Overused phrases such as “data-driven analysis” and “data-based decisions” are empty buzzwords unless individuals and institutions actually give data permission to change opinions.
There’s an opportunity to give data that opinion-shaping power when it comes to answering a specific question regarding neighborhood stabilization. If the primary goal is to stabilize the surrounding neighborhood, is it better for a distressed foreclosure  property to revert back to the foreclosing lender or to be sold to a real estate investor at a foreclosure auction?
Conventional wisdom in the mortgage servicing industry has traditionally defaulted to the former: a neighborhood is better stabilized when a distressed property reverts back to the foreclosing lender. The reasoning behind this assumption? A lender is more likely to get the property back into the hands of an owner-occupant, and owner-occupants have a more vested interest in neighborhood quality and stability than do real estate investors .
However, a thorough analysis of data shows that properties sold to real estate investors at foreclosure auction more quickly convert to owner-occupancy than those that revert to lenders at the auction.
“We do see some owner-occupants buying directly at the foreclosure auction—the absolute quickest path to owner-occupancy for these distressed assets—but most owner-occupant buyers are not in a position to buy all-cash without a full property inspection,” said Jason Allnutt, CEO at Auction.com . “In this majority of cases, local real estate investors usually represent the best bridge from distress to owner-occupancy.”
The bridge from distressed property to owner-occupied property often requires eviction and extensive rehab, processes that require, time, money, and expertise that may not be the core function of mortgage servicers. The data shows that local real estate investors can perform the same eviction and rehab functions much faster, returning those distressed properties to the retail market more efficiently.
An analysis of data from both Auction.com and public record data from Collateral Analytics  demonstrates this trend based on an analysis of more than 19,000 properties brought to foreclosure auction in the three months ending in February 2018. A year later, properties that sold to third-party investors had resold in an average of 193 days, while properties that reverted back to the foreclosing lender at the auction had resold in an average of 221 days. That means it took lenders about a month longer to resell than it did real estate investors.

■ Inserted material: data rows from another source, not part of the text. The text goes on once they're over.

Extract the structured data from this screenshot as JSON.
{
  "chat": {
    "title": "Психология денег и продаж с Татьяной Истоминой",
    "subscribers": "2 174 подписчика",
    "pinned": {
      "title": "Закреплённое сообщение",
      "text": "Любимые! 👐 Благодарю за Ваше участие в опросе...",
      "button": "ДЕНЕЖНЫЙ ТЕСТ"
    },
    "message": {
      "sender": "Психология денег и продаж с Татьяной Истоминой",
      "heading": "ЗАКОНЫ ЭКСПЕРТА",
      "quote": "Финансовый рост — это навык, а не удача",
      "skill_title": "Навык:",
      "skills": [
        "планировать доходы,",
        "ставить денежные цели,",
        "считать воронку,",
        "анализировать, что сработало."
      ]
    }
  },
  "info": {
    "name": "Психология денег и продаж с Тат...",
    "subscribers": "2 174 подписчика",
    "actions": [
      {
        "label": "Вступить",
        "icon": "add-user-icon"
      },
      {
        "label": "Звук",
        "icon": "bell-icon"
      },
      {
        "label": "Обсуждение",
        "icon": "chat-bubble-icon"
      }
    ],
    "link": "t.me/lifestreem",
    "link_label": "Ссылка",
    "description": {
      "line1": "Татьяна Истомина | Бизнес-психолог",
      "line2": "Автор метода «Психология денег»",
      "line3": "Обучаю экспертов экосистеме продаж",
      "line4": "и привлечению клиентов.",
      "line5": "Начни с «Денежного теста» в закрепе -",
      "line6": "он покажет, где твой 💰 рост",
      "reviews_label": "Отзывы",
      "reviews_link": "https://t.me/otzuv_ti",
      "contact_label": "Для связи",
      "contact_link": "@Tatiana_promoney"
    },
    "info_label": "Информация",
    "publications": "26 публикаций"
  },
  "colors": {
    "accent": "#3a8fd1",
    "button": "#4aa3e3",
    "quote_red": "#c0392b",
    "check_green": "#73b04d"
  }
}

Furthermore, investors who don’t resell within a year are still returning the home to retail more quickly, but as a rental rather than a resale. In many cases, that rental may be to the former homeowner, which also helps to stabilize the neighborhood.
“You are better off selling it quickly to a cash buyer, who is usually able to completely renovate it within three months and either sell it to an end-user or rent it,” said Josh Cantwell, CEO of Freeland Lending , a Cleveland, Ohio-based company that lends money to home flippers . Cantwell noted that investors are motivated to perform “residential redevelopment” as quickly as possible in order to provide the best return. “You are under the pressure of creating a return. When you’re under the pressure of creating an ROI you are going to work really hard to put that property back in service.”

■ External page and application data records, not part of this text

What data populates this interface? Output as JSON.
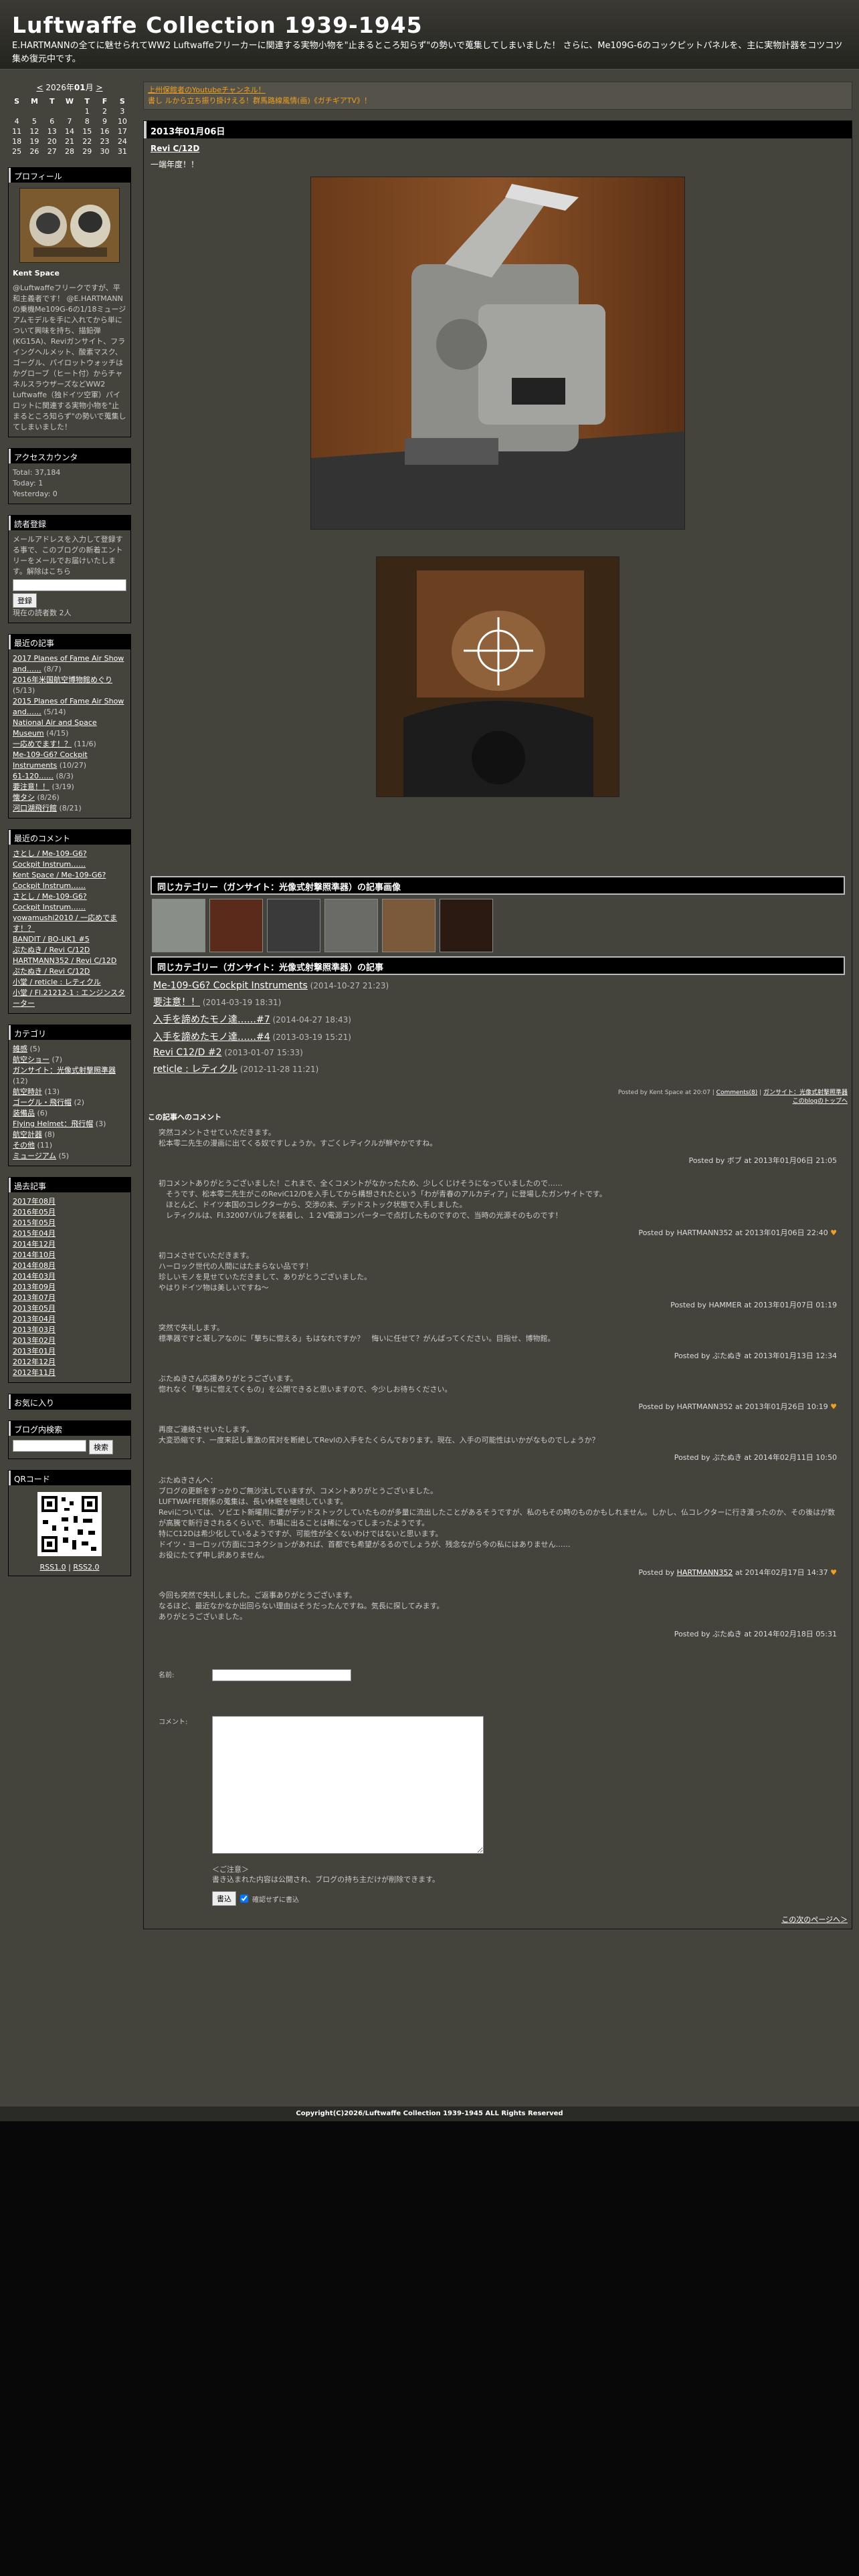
{
  "header": {
    "title": "Luftwaffe Collection 1939-1945",
    "description": "E.HARTMANNの全てに魅せられてWW2 Luftwaffeフリーカーに関連する実物小物を\"止まるところ知らず\"の勢いで蒐集してしまいました！ さらに、Me109G-6のコックピットパネルを、主に実物計器をコツコツ集め復元中です。"
  },
  "calendar": {
    "prev": "<",
    "year_label": "2026年",
    "month": "01",
    "month_suffix": "月",
    "next": ">",
    "day_names": [
      "S",
      "M",
      "T",
      "W",
      "T",
      "F",
      "S"
    ],
    "weeks": [
      [
        "",
        "",
        "",
        "",
        "1",
        "2",
        "3"
      ],
      [
        "4",
        "5",
        "6",
        "7",
        "8",
        "9",
        "10"
      ],
      [
        "11",
        "12",
        "13",
        "14",
        "15",
        "16",
        "17"
      ],
      [
        "18",
        "19",
        "20",
        "21",
        "22",
        "23",
        "24"
      ],
      [
        "25",
        "26",
        "27",
        "28",
        "29",
        "30",
        "31"
      ]
    ]
  },
  "profile": {
    "title": "プロフィール",
    "name": "Kent Space",
    "bio": "@Luftwaffeフリークですが、平和主義者です！ @E.HARTMANNの乗機Me109G-6の1/18ミュージアムモデルを手に入れてから単について興味を持ち、描鉛弾(KG15A)、Reviガンサイト、フライングヘルメット、酸素マスク、ゴーグル、パイロットウォッチはかグローブ（ヒート付）からチャネルスラウザーズなどWW2 Luftwaffe（独ドイツ空軍）パイロットに関連する実物小物を\"止まるところ知らず\"の勢いで蒐集してしまいました！"
  },
  "access": {
    "title": "アクセスカウンタ",
    "total": "Total: 37,184",
    "today": "Today: 1",
    "yesterday": "Yesterday: 0"
  },
  "subscribe": {
    "title": "読者登録",
    "text": "メールアドレスを入力して登録する事で、このブログの新着エントリーをメールでお届けいたします。解除はこちら",
    "button": "登録",
    "count": "現在の読者数 2人"
  },
  "recent_articles": {
    "title": "最近の記事",
    "items": [
      {
        "label": "2017 Planes of Fame Air Show and……",
        "date": "(8/7)"
      },
      {
        "label": "2016年米国航空博物館めぐり",
        "date": "(5/13)"
      },
      {
        "label": "2015 Planes of Fame Air Show and……",
        "date": "(5/14)"
      },
      {
        "label": "National Air and Space Museum",
        "date": "(4/15)"
      },
      {
        "label": "一応めでます！？",
        "date": "(11/6)"
      },
      {
        "label": "Me-109-G6? Cockpit Instruments",
        "date": "(10/27)"
      },
      {
        "label": "61-120……",
        "date": "(8/3)"
      },
      {
        "label": "要注意！！",
        "date": "(3/19)"
      },
      {
        "label": "懐タシ",
        "date": "(8/26)"
      },
      {
        "label": "河口湖飛行館",
        "date": "(8/21)"
      }
    ]
  },
  "recent_comments": {
    "title": "最近のコメント",
    "items": [
      "さとし / Me-109-G6?",
      "Cockpit Instrum……",
      "Kent Space / Me-109-G6?",
      "Cockpit Instrum……",
      "さとし / Me-109-G6?",
      "Cockpit Instrum……",
      "yowamushi2010 / 一応めでます！？",
      "BANDIT / BO-UK1 #5",
      "ぷたぬき / Revi C/12D",
      "HARTMANN352 / Revi C/12D",
      "ぷたぬき / Revi C/12D",
      "小堂 / reticle : レティクル",
      "小堂 / Fl.21212-1 : エンジンスターター"
    ]
  },
  "categories": {
    "title": "カテゴリ",
    "items": [
      {
        "label": "雑感",
        "count": "(5)"
      },
      {
        "label": "航空ショー",
        "count": "(7)"
      },
      {
        "label": "ガンサイト：光像式射撃照準器",
        "count": "(12)"
      },
      {
        "label": "航空時計",
        "count": "(13)"
      },
      {
        "label": "ゴーグル・飛行帽",
        "count": "(2)"
      },
      {
        "label": "装備品",
        "count": "(6)"
      },
      {
        "label": "Flying Helmet：飛行帽",
        "count": "(3)"
      },
      {
        "label": "航空計器",
        "count": "(8)"
      },
      {
        "label": "その他",
        "count": "(11)"
      },
      {
        "label": "ミュージアム",
        "count": "(5)"
      }
    ]
  },
  "archives": {
    "title": "過去記事",
    "items": [
      "2017年08月",
      "2016年05月",
      "2015年05月",
      "2015年04月",
      "2014年12月",
      "2014年10月",
      "2014年08月",
      "2014年03月",
      "2013年09月",
      "2013年07月",
      "2013年05月",
      "2013年04月",
      "2013年03月",
      "2013年02月",
      "2013年01月",
      "2012年12月",
      "2012年11月"
    ]
  },
  "favorites": {
    "title": "お気に入り"
  },
  "search": {
    "title": "ブログ内検索",
    "button": "検索"
  },
  "qr": {
    "title": "QRコード",
    "rss1": "RSS1.0",
    "rss2": "RSS2.0"
  },
  "notice": {
    "line1": "上州保館者のYoutubeチャンネル！",
    "line2": "書し ルから立ち振り掛けえる！群馬路線風情(画)《ガチギアTV》！"
  },
  "entry": {
    "date": "2013年01月06日",
    "title": "Revi C/12D",
    "text": "一端年度！！"
  },
  "related": {
    "images_title": "同じカテゴリー（ガンサイト：光像式射撃照準器）の記事画像",
    "articles_title": "同じカテゴリー（ガンサイト：光像式射撃照準器）の記事",
    "articles": [
      {
        "label": "Me-109-G6? Cockpit Instruments",
        "date": "(2014-10-27 21:23)"
      },
      {
        "label": "要注意！！",
        "date": "(2014-03-19 18:31)"
      },
      {
        "label": "入手を諦めたモノ達……#7",
        "date": "(2014-04-27 18:43)"
      },
      {
        "label": "入手を諦めたモノ達……#4",
        "date": "(2013-03-19 15:21)"
      },
      {
        "label": "Revi C12/D #2",
        "date": "(2013-01-07 15:33)"
      },
      {
        "label": "reticle : レティクル",
        "date": "(2012-11-28 11:21)"
      }
    ]
  },
  "posted": {
    "text": "Posted by Kent Space at 20:07",
    "comments_link": "Comments(8)",
    "category_link": "ガンサイト：光像式射撃照準器",
    "top_link": "このblogのトップへ"
  },
  "comments": {
    "title": "この記事へのコメント",
    "items": [
      {
        "lines": [
          "突然コメントさせていただきます。",
          "松本零二先生の漫画に出てくる奴ですしょうか。すごくレティクルが鮮やかですね。"
        ],
        "meta": "Posted by ボブ at 2013年01月06日 21:05",
        "heart": false
      },
      {
        "lines": [
          "初コメントありがとうございました！これまで、全くコメントがなかったため、少しくじけそうになっていましたので……",
          "　そうです、松本零二先生がこのReviC12/Dを入手してから構想されたという「わが青春のアルカディア」に登場したガンサイトです。",
          "　ほとんど、ドイツ本国のコレクターから、交渉の末、デッドストック状態で入手しました。",
          "　レティクルは、FI.32007バルブを装着し、１２V電源コンバーターで点灯したものですので、当時の光源そのものです！"
        ],
        "meta": "Posted by HARTMANN352 at 2013年01月06日 22:40",
        "heart": true
      },
      {
        "lines": [
          "初コメさせていただきます。",
          "ハーロック世代の人間にはたまらない品です！",
          "珍しいモノを見せていただきまして、ありがとうございました。",
          "やはりドイツ物は美しいですね～"
        ],
        "meta": "Posted by HAMMER at 2013年01月07日 01:19",
        "heart": false
      },
      {
        "lines": [
          "突然で失礼します。",
          "標準器ですと凝しアなのに「撃ちに惚える」もはなれですか？　悔いに任せて？がんばってください。目指せ、博物館。"
        ],
        "meta": "Posted by ぶたぬき at 2013年01月13日 12:34",
        "heart": false
      },
      {
        "lines": [
          "ぶたぬきさん応援ありがとうございます。",
          "惚れなく「撃ちに惚えてくもの」を公開できると思いますので、今少しお待ちください。"
        ],
        "meta": "Posted by HARTMANN352 at 2013年01月26日 10:19",
        "heart": true
      },
      {
        "lines": [
          "再度ご連絡させいたします。",
          "大変恐縮です、一度来記し重激の質対を断絶してRevlの入手をたくらんでおります。現在、入手の可能性はいかがなものでしょうか？"
        ],
        "meta": "Posted by ぶたぬき at 2014年02月11日 10:50",
        "heart": false
      },
      {
        "lines": [
          "ぶたぬきさんへ：",
          "ブログの更新をすっかりご無沙汰していますが、コメントありがとうございました。",
          "LUFTWAFFE関係の蒐集は、長い休眠を継続しています。",
          "Reviについては、ソビエト新曜用に要がデッドストックしていたものが多量に流出したことがあるそうですが、私のもその時のものかもしれません。しかし、仏コレクターに行き渡ったのか、その後はが数が高騰で新行きされるくらいで、市場に出ることは稀になってしまったようです。",
          "特にC12Dは希少化しているようですが、可能性が全くないわけではないと思います。",
          "ドイツ・ヨーロッパ方面にコネクションがあれば、首都でも希望がるるのでしょうが、残念ながら今の私にはありません……",
          "お役にたてず申し訳ありません。"
        ],
        "meta_pre": "Posted by ",
        "meta_name": "HARTMANN352",
        "meta_post": " at 2014年02月17日 14:37",
        "heart": true
      },
      {
        "lines": [
          "今回も突然で失礼しました。ご返事ありがとうございます。",
          "なるほど、最近なかなか出回らない理由はそうだったんですね。気長に探してみます。",
          "ありがとうございました。"
        ],
        "meta": "Posted by ぶたぬき at 2014年02月18日 05:31",
        "heart": false
      }
    ]
  },
  "form": {
    "name_label": "名前:",
    "comment_label": "コメント:",
    "note_title": "＜ご注意＞",
    "note": "書き込まれた内容は公開され、ブログの持ち主だけが削除できます。",
    "submit": "書込",
    "remember": "確認せずに書込",
    "next_page": "この次のページへ＞"
  },
  "footer": {
    "copyright": "Copyright(C)2026/Luftwaffe Collection 1939-1945 ALL Rights Reserved"
  }
}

Faster Return to Owner-Occupants
However, the time to resell after foreclosure auction is not the whole story. A foreclosed home often has a longer journey beyond just the initial resale before it finally returns to the retail market—particularly when it comes to homes that go down the REO  path.
Among nearly 7,000 properties that reverted back to the lender in the three months ending in February 2018 and then subsequently resold, only 48% were owner-occupied one year later, according to an analysis of Auction.com and Collateral Analytics data. By contrast, 74% of properties that sold to third-party investors at the foreclosure auction and then subsequently resold were owner-occupied one year later.
While it should not be overlooked that at least some of these REO properties are selling directly to owner-occupants, the majority of these REO sales are going to investors. That means a much longer path to owner-occupancy.
The 52% of reverted assets that sold to nonowner-occupants (investors) will take about 171 additional days (the average time it takes an investor to rehab and resell even without listing for sale) to get into the hands of an owner-occupant. That means the entire timeline, from foreclosure to owner-occupancy, for those properties is around 392 day—199 days longer than it takes for the majority of third-party purchases to return to owner-occupancy.
While the owner-occupancy rate is not the only measure of a stabilized neighborhood, it’s an important one. By that measure, neighborhood stabilization is more quickly and comprehensively being achieved through sales to third-party foreclosure buyers than it is through lender repossessions.
Time Is the Enemy of Stabilization
The longer a property takes to get into the hands of an owner-occupant or a tenant, the longer that property will be sitting vacant. Vacant properties also pose the most danger to destabilizing a neighborhood, according to James Rokakis, former Cuyahoga County, Ohio, Treasurer and Director of the Western Reserve Land Conservancy , an organization that focuses on transforming vacant, unsafe, and unproductive properties throughout Ohio into useful ones.
“We want these properties as quickly as possible repurposed,” said Rokakis, who helped launch the Cuyahoga County Land Bank, which became a model for more than 50 land banks throughout the state. “The longer a property remains vacant, the more likely it is that that property will be vandalized.”